Francisco said he focused his campaign on advocating for student workers and DACA recipients as well as increasing sustainability efforts. That includes going paperless, upgrading classroom technology and adding glass-recycling bins across campus.

“As a Native American... we’re born knowing how to take care of our environment, that our Earth is our mother and its very unfortunate that at our university we don’t have a lot of recycling bins. We don’t have a lot of trash bins to better address the trash that is accumulating on our campus.
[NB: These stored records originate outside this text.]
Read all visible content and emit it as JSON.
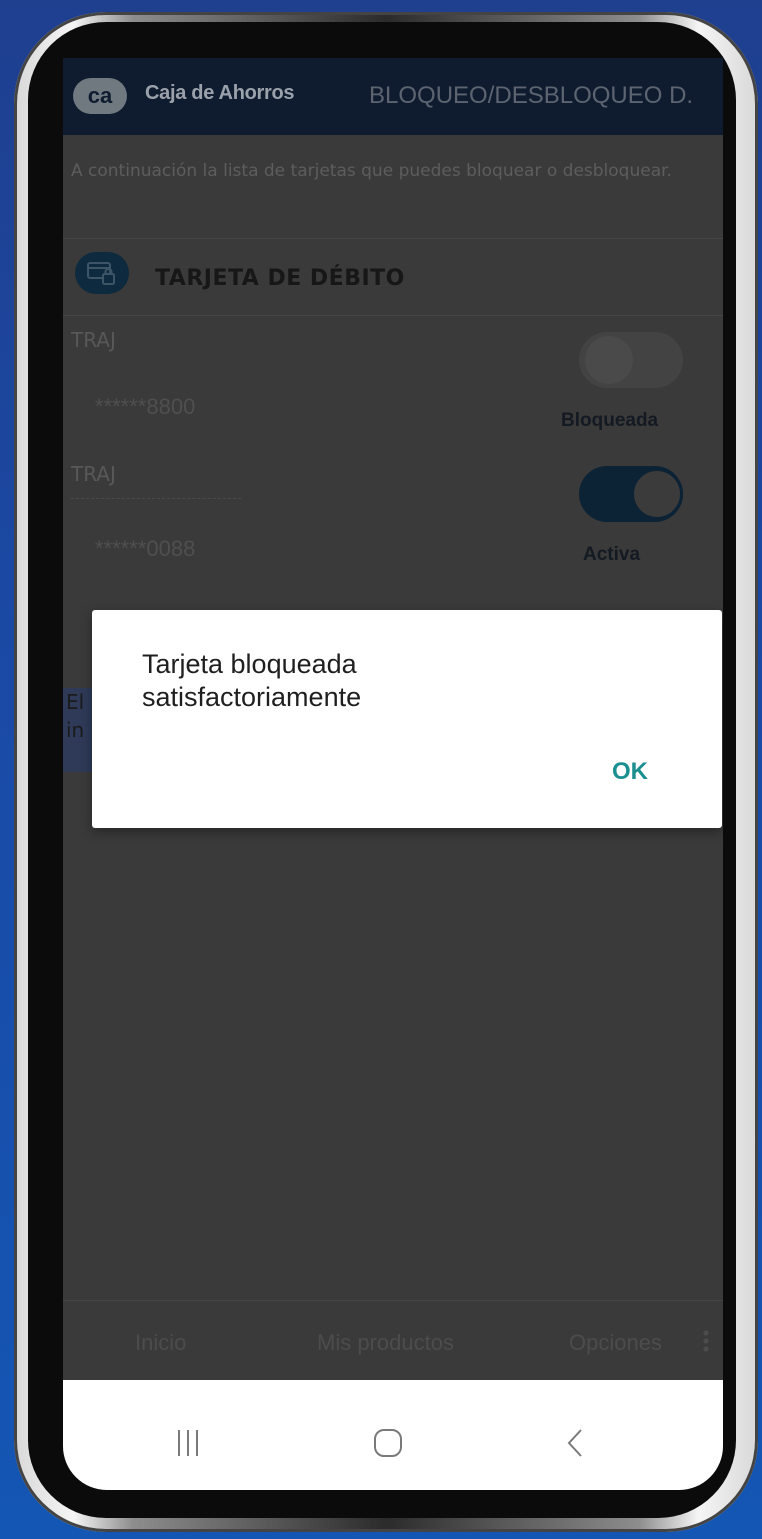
{
  "header": {
    "logo_text": "ca",
    "brand": "Caja de Ahorros",
    "title": "BLOQUEO/DESBLOQUEO D."
  },
  "intro_text": "A continuación la lista de tarjetas que puedes bloquear o desbloquear.",
  "section": {
    "icon": "card-lock-icon",
    "title": "TARJETA DE DÉBITO"
  },
  "cards": [
    {
      "label": "TRAJ",
      "number": "******8800",
      "status": "Bloqueada",
      "toggle_on": false
    },
    {
      "label": "TRAJ",
      "number": "******0088",
      "status": "Activa",
      "toggle_on": true
    }
  ],
  "under_note": [
    "El",
    "in"
  ],
  "dialog": {
    "message": "Tarjeta bloqueada satisfactoriamente",
    "ok_label": "OK"
  },
  "bottom_nav": {
    "home": "Inicio",
    "products": "Mis productos",
    "options": "Opciones",
    "options_icon": "more-vertical-icon"
  },
  "system_nav": {
    "recents_icon": "recents-icon",
    "home_icon": "home-icon",
    "back_icon": "back-icon"
  },
  "colors": {
    "header_bg": "#0f1c2f",
    "accent": "#1b8f8f",
    "dim_screen": "#3a3a3a",
    "background": "#1a4aa6"
  }
}
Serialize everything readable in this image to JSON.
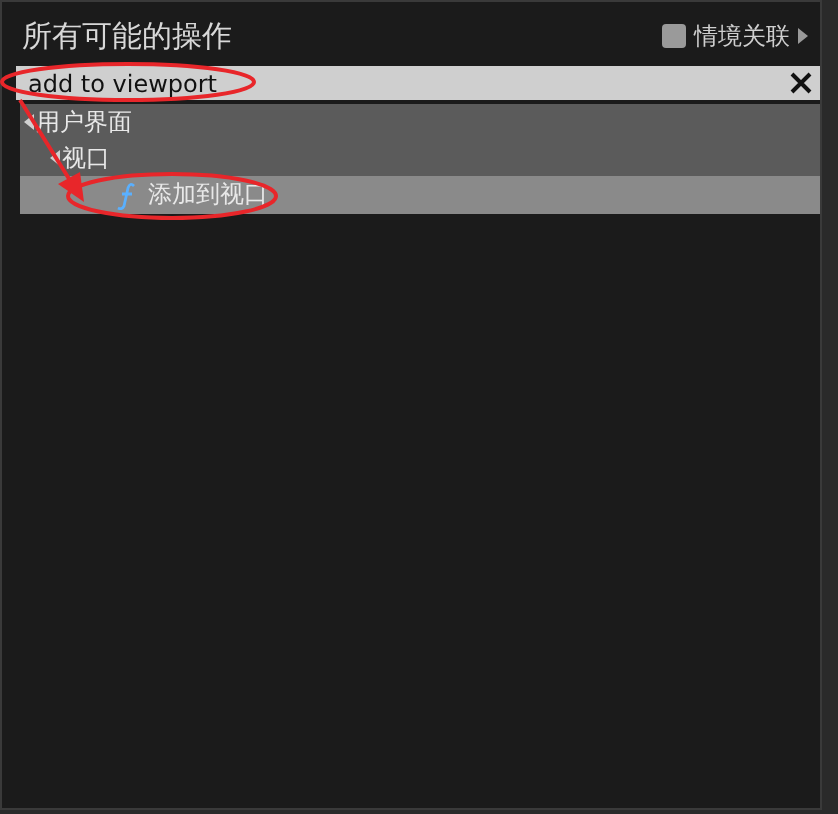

That has given me the sense of we need to do something about it," Francisco said.

While Francisco is the first Native American to run for ASNMSU president, a number of firsts for indigenous representation took place at the state and federal levels in the 2018 midterms.

Voters in New Mexico elected minorities to represent all three of its Congressional districts.

Furthermore, Rep. Deb Haaland along with Kansas Rep. Sharice Davids made history together as the first Native American women elected to Congress. Francisco said the elections showed him there’s no limit to what Native American people can accomplish.

As for respecting indigenous cultures, there’s much progress to be made. President Trump continues to call Massachusetts Sen. Elizabeth Warren “Pocahontas” for her claims to Cherokee ancestry. He even said it while meeting with World War II Navajo Code Talkers in November 2017.

“And I just want to thank you because you’re very, very special people. You were here long before any of us were here. Although we have a representative in Congress who they say was here a long time ago. They call her ‘Pocahontas.’ But you know what? I like you. Because you are special," Trump said.

While Warren has apologized for her DNA test, Francisco said the political climate that allows Trump to mock Native Americans is disgraceful.

“It doesn’t matter whether you’re Republican, Democrat or Independent. That rhetoric is absolutely abhorrent," Francisco said. "We have to remember, like I mentioned, the land that we’re on is indigenous land. We have to remember that our history was stemmed from Native American history. And when Donald Trump... mocks the Battle of Wounded Knee I believe, the massacre that happened, that is absolutely abhorrent and it’s absolutely disgraceful and people who defend that are complacent to that.”

Regardless of events transpiring in the White House, Francisco said he aims to build local bridges while being a resilient voice for students.

ASNMSU election week continues through March 15.